Recorded information:
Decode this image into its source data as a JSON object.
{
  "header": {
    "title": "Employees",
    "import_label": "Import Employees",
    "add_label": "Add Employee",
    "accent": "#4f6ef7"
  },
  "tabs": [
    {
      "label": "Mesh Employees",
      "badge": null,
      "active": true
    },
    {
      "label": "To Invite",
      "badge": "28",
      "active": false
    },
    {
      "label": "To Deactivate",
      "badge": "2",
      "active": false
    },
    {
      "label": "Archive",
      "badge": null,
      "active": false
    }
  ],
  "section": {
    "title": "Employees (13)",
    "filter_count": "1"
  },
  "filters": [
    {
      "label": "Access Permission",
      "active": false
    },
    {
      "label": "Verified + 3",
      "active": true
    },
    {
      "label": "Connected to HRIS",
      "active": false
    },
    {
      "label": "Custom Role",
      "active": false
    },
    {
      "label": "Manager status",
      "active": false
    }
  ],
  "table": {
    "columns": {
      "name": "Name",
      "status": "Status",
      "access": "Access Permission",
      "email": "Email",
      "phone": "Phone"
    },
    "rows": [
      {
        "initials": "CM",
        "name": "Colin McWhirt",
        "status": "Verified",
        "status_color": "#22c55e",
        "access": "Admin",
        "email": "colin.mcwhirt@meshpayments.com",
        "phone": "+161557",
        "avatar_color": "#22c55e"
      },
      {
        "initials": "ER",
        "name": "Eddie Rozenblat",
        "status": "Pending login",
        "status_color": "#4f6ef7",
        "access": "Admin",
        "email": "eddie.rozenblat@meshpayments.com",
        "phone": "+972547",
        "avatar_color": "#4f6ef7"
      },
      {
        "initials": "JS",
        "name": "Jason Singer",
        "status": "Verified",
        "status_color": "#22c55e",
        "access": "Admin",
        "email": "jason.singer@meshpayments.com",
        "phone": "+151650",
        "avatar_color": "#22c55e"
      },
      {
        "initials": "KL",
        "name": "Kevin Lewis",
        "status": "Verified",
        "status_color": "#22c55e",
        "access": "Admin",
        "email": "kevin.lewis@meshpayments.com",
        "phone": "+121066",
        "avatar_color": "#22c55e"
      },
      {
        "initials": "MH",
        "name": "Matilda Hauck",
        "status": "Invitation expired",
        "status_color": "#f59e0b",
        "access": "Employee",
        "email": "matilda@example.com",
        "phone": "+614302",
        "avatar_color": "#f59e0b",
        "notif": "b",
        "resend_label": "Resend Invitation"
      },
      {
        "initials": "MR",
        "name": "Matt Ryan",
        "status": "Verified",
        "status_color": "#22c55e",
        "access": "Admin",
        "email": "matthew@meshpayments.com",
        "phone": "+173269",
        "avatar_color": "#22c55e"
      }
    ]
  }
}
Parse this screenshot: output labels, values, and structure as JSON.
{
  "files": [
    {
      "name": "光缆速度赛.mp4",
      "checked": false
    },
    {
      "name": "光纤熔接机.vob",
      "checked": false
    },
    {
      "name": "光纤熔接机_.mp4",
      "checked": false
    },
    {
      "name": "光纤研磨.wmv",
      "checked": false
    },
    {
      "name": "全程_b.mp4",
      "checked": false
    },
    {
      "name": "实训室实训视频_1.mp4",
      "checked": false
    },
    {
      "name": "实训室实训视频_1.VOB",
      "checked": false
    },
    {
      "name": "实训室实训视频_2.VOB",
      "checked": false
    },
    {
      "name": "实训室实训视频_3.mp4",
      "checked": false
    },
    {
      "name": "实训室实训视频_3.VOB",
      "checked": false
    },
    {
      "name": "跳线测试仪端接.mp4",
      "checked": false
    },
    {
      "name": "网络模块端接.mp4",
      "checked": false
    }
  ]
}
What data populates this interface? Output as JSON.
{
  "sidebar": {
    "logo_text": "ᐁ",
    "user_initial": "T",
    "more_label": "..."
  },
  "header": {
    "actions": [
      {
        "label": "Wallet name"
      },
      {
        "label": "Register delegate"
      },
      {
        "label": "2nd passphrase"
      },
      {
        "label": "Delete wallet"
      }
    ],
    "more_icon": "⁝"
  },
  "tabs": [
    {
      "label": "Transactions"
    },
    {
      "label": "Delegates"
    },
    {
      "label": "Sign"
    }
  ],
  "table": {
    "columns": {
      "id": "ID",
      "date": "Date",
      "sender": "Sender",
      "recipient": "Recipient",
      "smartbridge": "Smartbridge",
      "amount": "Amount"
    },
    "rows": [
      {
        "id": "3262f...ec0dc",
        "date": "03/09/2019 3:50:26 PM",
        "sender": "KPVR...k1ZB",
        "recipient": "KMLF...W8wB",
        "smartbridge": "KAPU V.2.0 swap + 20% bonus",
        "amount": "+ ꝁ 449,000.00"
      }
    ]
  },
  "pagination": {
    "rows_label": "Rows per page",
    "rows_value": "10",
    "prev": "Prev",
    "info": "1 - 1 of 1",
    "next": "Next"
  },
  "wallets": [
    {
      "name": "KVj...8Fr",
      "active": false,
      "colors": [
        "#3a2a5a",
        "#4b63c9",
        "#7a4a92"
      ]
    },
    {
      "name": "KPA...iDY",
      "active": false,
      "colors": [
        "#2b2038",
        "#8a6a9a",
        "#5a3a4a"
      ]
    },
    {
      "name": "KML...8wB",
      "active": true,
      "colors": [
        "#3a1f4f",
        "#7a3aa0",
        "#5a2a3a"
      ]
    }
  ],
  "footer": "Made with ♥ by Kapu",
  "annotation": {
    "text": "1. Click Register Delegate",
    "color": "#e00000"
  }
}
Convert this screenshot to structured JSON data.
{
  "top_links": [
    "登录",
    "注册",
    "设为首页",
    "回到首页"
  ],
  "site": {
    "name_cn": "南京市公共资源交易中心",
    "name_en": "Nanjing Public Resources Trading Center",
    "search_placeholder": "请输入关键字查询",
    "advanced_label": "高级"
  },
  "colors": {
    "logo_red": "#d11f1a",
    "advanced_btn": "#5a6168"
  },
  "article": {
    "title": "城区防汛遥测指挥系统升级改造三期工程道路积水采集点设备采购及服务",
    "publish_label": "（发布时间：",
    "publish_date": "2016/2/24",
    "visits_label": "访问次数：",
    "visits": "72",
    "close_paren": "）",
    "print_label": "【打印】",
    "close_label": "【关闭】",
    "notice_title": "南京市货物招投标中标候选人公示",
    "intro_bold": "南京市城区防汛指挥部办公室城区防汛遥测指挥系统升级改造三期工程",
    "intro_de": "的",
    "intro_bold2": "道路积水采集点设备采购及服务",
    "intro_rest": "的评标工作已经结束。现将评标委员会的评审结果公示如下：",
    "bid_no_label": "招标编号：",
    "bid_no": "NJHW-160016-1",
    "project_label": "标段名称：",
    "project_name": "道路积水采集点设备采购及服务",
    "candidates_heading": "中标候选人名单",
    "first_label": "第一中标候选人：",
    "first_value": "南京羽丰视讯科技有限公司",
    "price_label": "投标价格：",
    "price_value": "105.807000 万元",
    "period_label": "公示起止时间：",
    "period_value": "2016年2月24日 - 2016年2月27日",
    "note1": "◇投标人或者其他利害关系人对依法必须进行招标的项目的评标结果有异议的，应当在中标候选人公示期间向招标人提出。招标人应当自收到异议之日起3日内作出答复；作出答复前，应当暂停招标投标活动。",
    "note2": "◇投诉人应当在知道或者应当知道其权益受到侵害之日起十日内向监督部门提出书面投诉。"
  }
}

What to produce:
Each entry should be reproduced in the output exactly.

Answer space:
Decode this image into its source data as a JSON object.
{
  "header": {
    "title": "Employees",
    "import_label": "Import Employees",
    "add_label": "Add Employee",
    "accent": "#4f6ef7"
  },
  "tabs": [
    {
      "label": "Mesh Employees",
      "badge": null,
      "active": true
    },
    {
      "label": "To Invite",
      "badge": "28",
      "active": false
    },
    {
      "label": "To Deactivate",
      "badge": "2",
      "active": false
    },
    {
      "label": "Archive",
      "badge": null,
      "active": false
    }
  ],
  "section": {
    "title": "Employees (13)",
    "filter_count": "1"
  },
  "filters": [
    {
      "label": "Access Permission",
      "active": false
    },
    {
      "label": "Verified + 3",
      "active": true
    },
    {
      "label": "Connected to HRIS",
      "active": false
    },
    {
      "label": "Custom Role",
      "active": false
    },
    {
      "label": "Manager status",
      "active": false
    }
  ],
  "table": {
    "columns": {
      "name": "Name",
      "status": "Status",
      "access": "Access Permission",
      "email": "Email",
      "phone": "Phone"
    },
    "rows": [
      {
        "initials": "CM",
        "name": "Colin McWhirt",
        "status": "Verified",
        "status_color": "#22c55e",
        "access": "Admin",
        "email": "colin.mcwhirt@meshpayments.com",
        "phone": "+161557",
        "avatar_color": "#22c55e"
      },
      {
        "initials": "ER",
        "name": "Eddie Rozenblat",
        "status": "Pending login",
        "status_color": "#4f6ef7",
        "access": "Admin",
        "email": "eddie.rozenblat@meshpayments.com",
        "phone": "+972547",
        "avatar_color": "#4f6ef7"
      },
      {
        "initials": "JS",
        "name": "Jason Singer",
        "status": "Verified",
        "status_color": "#22c55e",
        "access": "Admin",
        "email": "jason.singer@meshpayments.com",
        "phone": "+151650",
        "avatar_color": "#22c55e"
      },
      {
        "initials": "KL",
        "name": "Kevin Lewis",
        "status": "Verified",
        "status_color": "#22c55e",
        "access": "Admin",
        "email": "kevin.lewis@meshpayments.com",
        "phone": "+121066",
        "avatar_color": "#22c55e"
      },
      {
        "initials": "MH",
        "name": "Matilda Hauck",
        "status": "Invitation expired",
        "status_color": "#f59e0b",
        "access": "Employee",
        "email": "matilda@example.com",
        "phone": "+614302",
        "avatar_color": "#f59e0b",
        "notif": "b",
        "resend_label": "Resend Invitation"
      },
      {
        "initials": "MR",
        "name": "Matt Ryan",
        "status": "Verified",
        "status_color": "#22c55e",
        "access": "Admin",
        "email": "matthew@meshpayments.com",
        "phone": "+173269",
        "avatar_color": "#22c55e"
      }
    ]
  }
}
Parse this screenshot: output labels, values, and structure as JSON.
{
  "files": [
    {
      "name": "光缆速度赛.mp4",
      "checked": false
    },
    {
      "name": "光纤熔接机.vob",
      "checked": false
    },
    {
      "name": "光纤熔接机_.mp4",
      "checked": false
    },
    {
      "name": "光纤研磨.wmv",
      "checked": false
    },
    {
      "name": "全程_b.mp4",
      "checked": false
    },
    {
      "name": "实训室实训视频_1.mp4",
      "checked": false
    },
    {
      "name": "实训室实训视频_1.VOB",
      "checked": false
    },
    {
      "name": "实训室实训视频_2.VOB",
      "checked": false
    },
    {
      "name": "实训室实训视频_3.mp4",
      "checked": false
    },
    {
      "name": "实训室实训视频_3.VOB",
      "checked": false
    },
    {
      "name": "跳线测试仪端接.mp4",
      "checked": false
    },
    {
      "name": "网络模块端接.mp4",
      "checked": false
    }
  ]
}
What data populates this interface? Output as JSON.
{
  "sidebar": {
    "logo_text": "ᐁ",
    "user_initial": "T",
    "more_label": "..."
  },
  "header": {
    "actions": [
      {
        "label": "Wallet name"
      },
      {
        "label": "Register delegate"
      },
      {
        "label": "2nd passphrase"
      },
      {
        "label": "Delete wallet"
      }
    ],
    "more_icon": "⁝"
  },
  "tabs": [
    {
      "label": "Transactions"
    },
    {
      "label": "Delegates"
    },
    {
      "label": "Sign"
    }
  ],
  "table": {
    "columns": {
      "id": "ID",
      "date": "Date",
      "sender": "Sender",
      "recipient": "Recipient",
      "smartbridge": "Smartbridge",
      "amount": "Amount"
    },
    "rows": [
      {
        "id": "3262f...ec0dc",
        "date": "03/09/2019 3:50:26 PM",
        "sender": "KPVR...k1ZB",
        "recipient": "KMLF...W8wB",
        "smartbridge": "KAPU V.2.0 swap + 20% bonus",
        "amount": "+ ꝁ 449,000.00"
      }
    ]
  },
  "pagination": {
    "rows_label": "Rows per page",
    "rows_value": "10",
    "prev": "Prev",
    "info": "1 - 1 of 1",
    "next": "Next"
  },
  "wallets": [
    {
      "name": "KVj...8Fr",
      "active": false,
      "colors": [
        "#3a2a5a",
        "#4b63c9",
        "#7a4a92"
      ]
    },
    {
      "name": "KPA...iDY",
      "active": false,
      "colors": [
        "#2b2038",
        "#8a6a9a",
        "#5a3a4a"
      ]
    },
    {
      "name": "KML...8wB",
      "active": true,
      "colors": [
        "#3a1f4f",
        "#7a3aa0",
        "#5a2a3a"
      ]
    }
  ],
  "footer": "Made with ♥ by Kapu",
  "annotation": {
    "text": "1. Click Register Delegate",
    "color": "#e00000"
  }
}
Convert this screenshot to structured JSON data.
{
  "top_links": [
    "登录",
    "注册",
    "设为首页",
    "回到首页"
  ],
  "site": {
    "name_cn": "南京市公共资源交易中心",
    "name_en": "Nanjing Public Resources Trading Center",
    "search_placeholder": "请输入关键字查询",
    "advanced_label": "高级"
  },
  "colors": {
    "logo_red": "#d11f1a",
    "advanced_btn": "#5a6168"
  },
  "article": {
    "title": "城区防汛遥测指挥系统升级改造三期工程道路积水采集点设备采购及服务",
    "publish_label": "（发布时间：",
    "publish_date": "2016/2/24",
    "visits_label": "访问次数：",
    "visits": "72",
    "close_paren": "）",
    "print_label": "【打印】",
    "close_label": "【关闭】",
    "notice_title": "南京市货物招投标中标候选人公示",
    "intro_bold": "南京市城区防汛指挥部办公室城区防汛遥测指挥系统升级改造三期工程",
    "intro_de": "的",
    "intro_bold2": "道路积水采集点设备采购及服务",
    "intro_rest": "的评标工作已经结束。现将评标委员会的评审结果公示如下：",
    "bid_no_label": "招标编号：",
    "bid_no": "NJHW-160016-1",
    "project_label": "标段名称：",
    "project_name": "道路积水采集点设备采购及服务",
    "candidates_heading": "中标候选人名单",
    "first_label": "第一中标候选人：",
    "first_value": "南京羽丰视讯科技有限公司",
    "price_label": "投标价格：",
    "price_value": "105.807000 万元",
    "period_label": "公示起止时间：",
    "period_value": "2016年2月24日 - 2016年2月27日",
    "note1": "◇投标人或者其他利害关系人对依法必须进行招标的项目的评标结果有异议的，应当在中标候选人公示期间向招标人提出。招标人应当自收到异议之日起3日内作出答复；作出答复前，应当暂停招标投标活动。",
    "note2": "◇投诉人应当在知道或者应当知道其权益受到侵害之日起十日内向监督部门提出书面投诉。"
  }
}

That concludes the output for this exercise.